From the post:
Wow. [Dmitry Grinberg] just broke into the SROM on Cypress’ PSoC 4 chips. The supervisory read-only memory (SROM) in question is a region of proprietary code that runs when the chip starts up, and in privileged mode. It’s exactly the kind of black box that’s a little bit creepy and a horribly useful target for hackers if the black box can be broken open. What’s inside? In the manual it says “The user has no access to read or modify the SROM code.” Nobody outside of Cypress knows. Until now.
This matters because the PSoC 4000 chips are among the cheapest ARM Cortex-M0 parts out there. Consequently they’re inside countless consumer devices. Among [Dmitry]’s other tricks, he’s figured out how to write into the SROM, which opens the door for creating an undetectable rootkit on the chip that runs out of each reset. That’s the scary part.
The cool parts are scattered throughout [Dmitry]’s long and detailed writeup. He also found that the chips that have 8 K of flash actually have 16 K, and access to the rest of the memory is enabled by setting a single bit. This works because flash is written using routines that live in SROM, rather than the usual hardware-level write-to-register-and-wait procedure that we’re accustomed to with other micros. Of course, because it’s all done in software, you can brick the flash too by writing the wrong checksums. [Dmitry] did that twice. Good thing the chips are inexpensive.

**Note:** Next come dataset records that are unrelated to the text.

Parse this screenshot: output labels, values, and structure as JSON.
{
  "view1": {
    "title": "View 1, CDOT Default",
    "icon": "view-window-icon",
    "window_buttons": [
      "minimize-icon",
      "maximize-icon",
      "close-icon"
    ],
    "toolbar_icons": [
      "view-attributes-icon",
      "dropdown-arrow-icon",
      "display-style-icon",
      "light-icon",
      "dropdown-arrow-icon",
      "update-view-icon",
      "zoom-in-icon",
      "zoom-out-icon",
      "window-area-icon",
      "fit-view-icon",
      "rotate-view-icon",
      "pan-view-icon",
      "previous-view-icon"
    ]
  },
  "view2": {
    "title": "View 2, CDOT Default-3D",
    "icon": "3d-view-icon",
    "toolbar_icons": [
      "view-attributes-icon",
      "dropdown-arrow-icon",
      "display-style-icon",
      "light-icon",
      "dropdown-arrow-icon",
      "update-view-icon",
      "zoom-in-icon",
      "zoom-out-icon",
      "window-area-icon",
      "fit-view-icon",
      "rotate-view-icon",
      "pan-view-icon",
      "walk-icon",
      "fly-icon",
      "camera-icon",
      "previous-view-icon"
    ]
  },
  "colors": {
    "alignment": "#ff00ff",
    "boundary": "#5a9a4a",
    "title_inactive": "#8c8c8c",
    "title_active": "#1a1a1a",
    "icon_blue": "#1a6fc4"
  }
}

We should all commend Dmitry Grinberg on his choice of the leading Internet of Things (IoT) supplier as his target.
Cyber-insecurity grows with every software security solution but
The Internet of Things market size is estimated to grow from USD 157.05 Billion in 2016 to USD 661.74 Billion by 2021, at a Compound Annual Growth Rate (CAGR) of 33.3% from 2016 to 2021. (Internet of Things (IoT) Market)
Insecurity growing at a “Compound Annual Growth Rate (CAGR) of 33.3%” is impressive to say the least. Not to mention all the legacy insecurities that have never been patched or where patches have not been installed.
Few will duplicate Dmitry’s investigation but no doubt tools will soon bring the fruits of his labor to a broader market.
The comments on Dmitry’s work have the obligatory complaints about public disclosure of these flaws.
Every public disclosure is a step towards transparency of both corporations and governments.
I see not cause for complaint.
Enjoy the Projects gallery as well.